Excerpts from an interface dataset:
**********

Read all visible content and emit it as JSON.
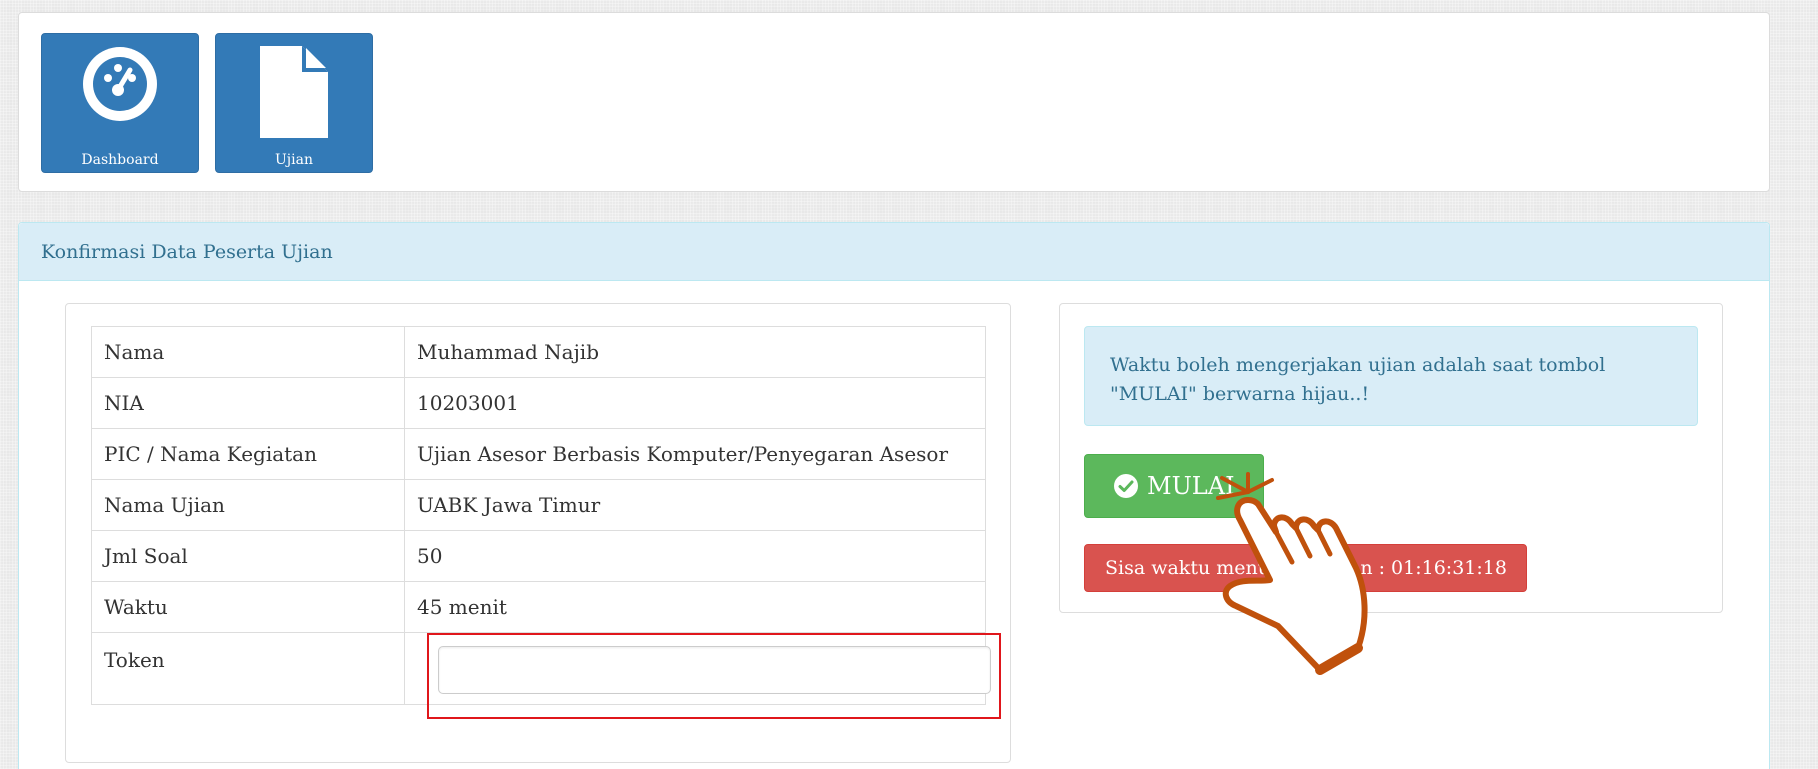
{
  "nav": {
    "tiles": [
      {
        "label": "Dashboard",
        "icon": "dashboard-icon"
      },
      {
        "label": "Ujian",
        "icon": "document-icon"
      }
    ]
  },
  "panel": {
    "heading": "Konfirmasi Data Peserta Ujian"
  },
  "info_table": {
    "rows": [
      {
        "label": "Nama",
        "value": "Muhammad Najib"
      },
      {
        "label": "NIA",
        "value": "10203001"
      },
      {
        "label": "PIC / Nama Kegiatan",
        "value": "Ujian Asesor Berbasis Komputer/Penyegaran Asesor"
      },
      {
        "label": "Nama Ujian",
        "value": "UABK Jawa Timur"
      },
      {
        "label": "Jml Soal",
        "value": "50"
      },
      {
        "label": "Waktu",
        "value": "45 menit"
      }
    ],
    "token": {
      "label": "Token",
      "value": "",
      "placeholder": ""
    }
  },
  "side": {
    "notice": "Waktu boleh mengerjakan ujian adalah saat tombol \"MULAI\" berwarna hijau..!",
    "start_button_label": "MULAI",
    "timer_text": "Sisa waktu menunggu ujian : 01:16:31:18"
  },
  "colors": {
    "primary": "#337ab7",
    "info_bg": "#d9edf7",
    "info_text": "#31708f",
    "success": "#5cb85c",
    "danger": "#d9534f",
    "highlight": "#e0161b",
    "pointer": "#c0510c"
  }
}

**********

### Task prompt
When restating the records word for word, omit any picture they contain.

### Expected output
Read all visible content and emit it as JSON.
{
  "nav": {
    "tiles": [
      {
        "label": "Dashboard",
        "icon": "dashboard-icon"
      },
      {
        "label": "Ujian",
        "icon": "document-icon"
      }
    ]
  },
  "panel": {
    "heading": "Konfirmasi Data Peserta Ujian"
  },
  "info_table": {
    "rows": [
      {
        "label": "Nama",
        "value": "Muhammad Najib"
      },
      {
        "label": "NIA",
        "value": "10203001"
      },
      {
        "label": "PIC / Nama Kegiatan",
        "value": "Ujian Asesor Berbasis Komputer/Penyegaran Asesor"
      },
      {
        "label": "Nama Ujian",
        "value": "UABK Jawa Timur"
      },
      {
        "label": "Jml Soal",
        "value": "50"
      },
      {
        "label": "Waktu",
        "value": "45 menit"
      }
    ],
    "token": {
      "label": "Token",
      "value": "",
      "placeholder": ""
    }
  },
  "side": {
    "notice": "Waktu boleh mengerjakan ujian adalah saat tombol \"MULAI\" berwarna hijau..!",
    "start_button_label": "MULAI",
    "timer_text": "Sisa waktu menunggu ujian : 01:16:31:18"
  },
  "colors": {
    "primary": "#337ab7",
    "info_bg": "#d9edf7",
    "info_text": "#31708f",
    "success": "#5cb85c",
    "danger": "#d9534f",
    "highlight": "#e0161b",
    "pointer": "#c0510c"
  }
}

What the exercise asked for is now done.